It’s easy to rattle off characteristics of a bad manager, but pinpointing the attributes of an effective, respected supervisor is a bit tricky.
In fact, the first time you have direct reports, you will likely ask yourself this question: How can I tell if my employees like me?
It can be hard to tell, because whether or not your employees are big fans of yours, they will probably pretend to like you (or be civil, at the very least).
One way you might know that your employees like you is if they come to you for advice. I mean, when was the last time you sought counsel from someone you didn’t respect? Probably never.
But how can you cultivate that kind of relationship with your employees? Here are a few tips:
Show interest in your employees’ work lives.
If one of your employees comes to you seeking advice about a work project, career questions, or more, take that as a sign that they value your opinion. Asking your boss for advice isn’t always easy, so make sure you don’t squander the opportunity to help. Remember to follow up with your employee later to see how the project or opportunity worked out.
Show interest in your employees’ lives outside of work.
If you’re all business, all the time, with your employees, it can be hard for them to relax around you and connect on a human level. A Gallup poll found that employees whose managers communicate with them — not just about their jobs about also about their personal lives — are more likely to be engaged in their work.
Of course, this doesn’t mean that you should get too personal (stay away from questions about love lives and the like), but learning more about your employees’ interests and ambitions shows them you care and helps strengthen your relationship.
Don’t watch the clock.
Unless your employees work on a shift-based schedule, don’t be that boss with an eye trained on the clock. Not only is it bad for morale, but it’s also a pretty old-fashioned way of looking at the work day.
Being in the office for an arbitrary number of hours doesn’t mean that employees are doing their jobs any better. Rather, when you show some flexibility with employees’ schedules, you’re showing them you value their work and trust them to do their jobs.
Be willing to change course.
Good managers know they’re not the only ones with good ideas. When you’re open to trying new things and making changes when your strategy isn’t working, it shows employees that you are progressive and open minded. When you create an environment where it’s okay to share ideas and make mistakes, your employees feel more free to be creative and innovative.

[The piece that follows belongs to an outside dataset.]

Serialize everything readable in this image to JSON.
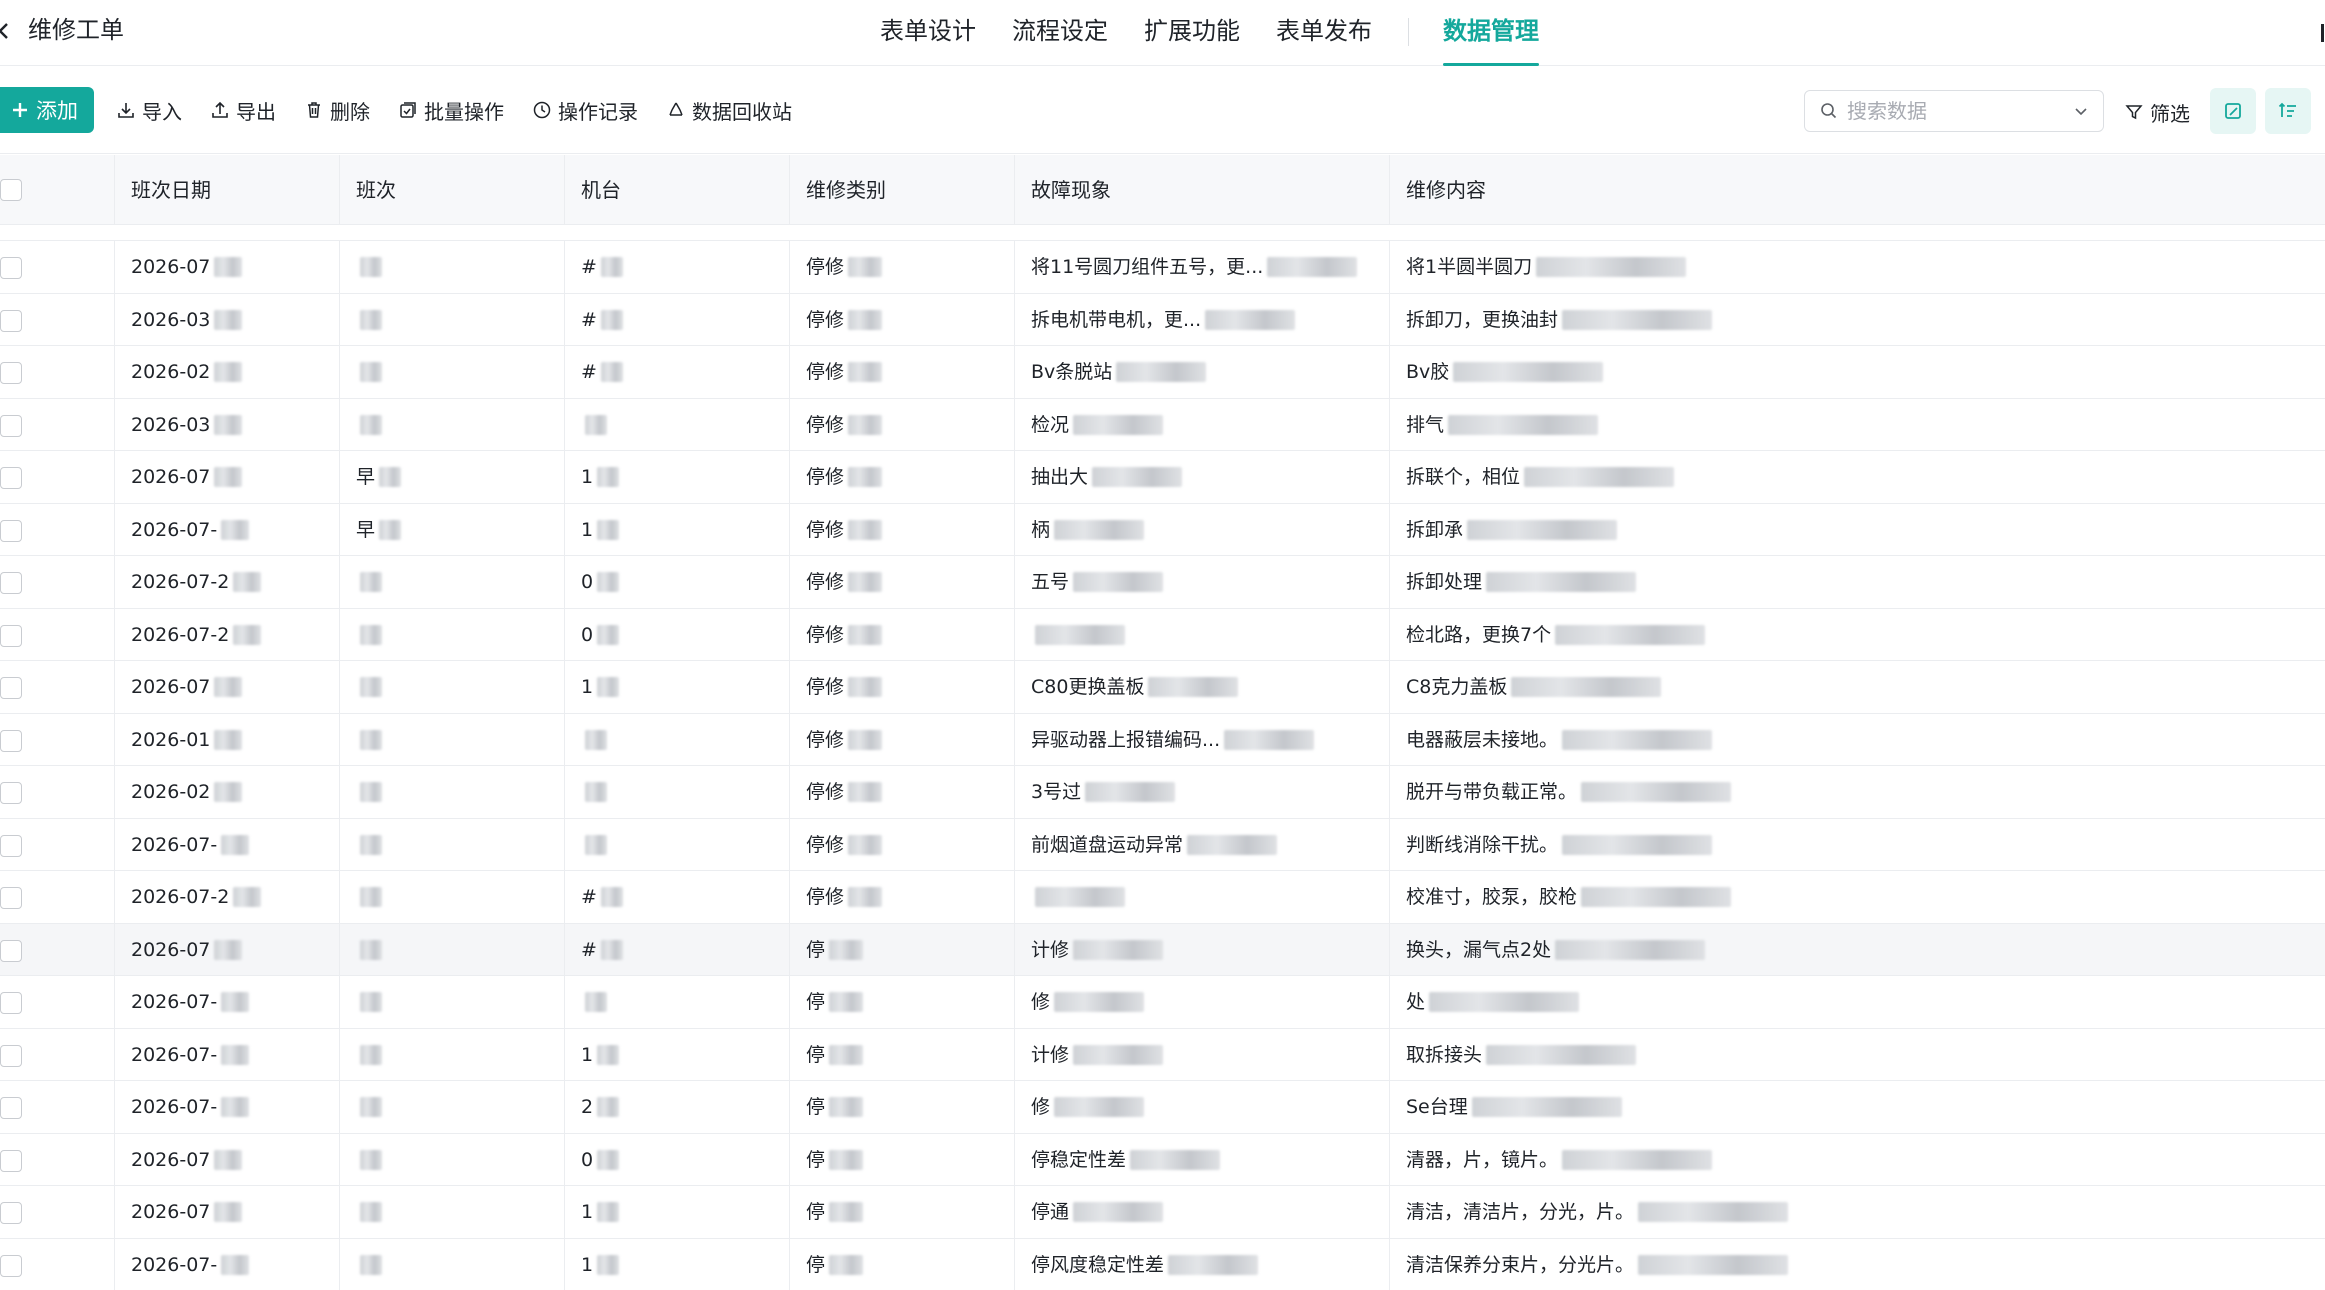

Engage your employees.
A study by Harvard Business Review and Tony Schwartz found that people performed best when these four needs were being met: renewal (physical), value (emotional), focus (mental), and purpose (spiritual). When even one of these needs is being met, employees reported higher engagement, ability to focus, and likelihood to stay at the company.
And engagement isn’t just about making your employees feel good about themselves and happy at work — it also affects your bottom line. The study found that employers with the most engaged staff were 22 percent more profitable than those with the least engaged staff.
Be polite and treat people with respect.
“Work hard and be nice to people,” the famous words of graphic artist, printmaker, and designer Anthony Burrill, is more than just a quaint saying. As a manager, it should be your mantra.
Don’t be the boss who screams at employees. It doesn’t show passion for your work, just anger. Instead, build a relationship with your employees based on mutual respect. When you treat people like you like them and value their work, you create an environment where employees — and the company — thrives.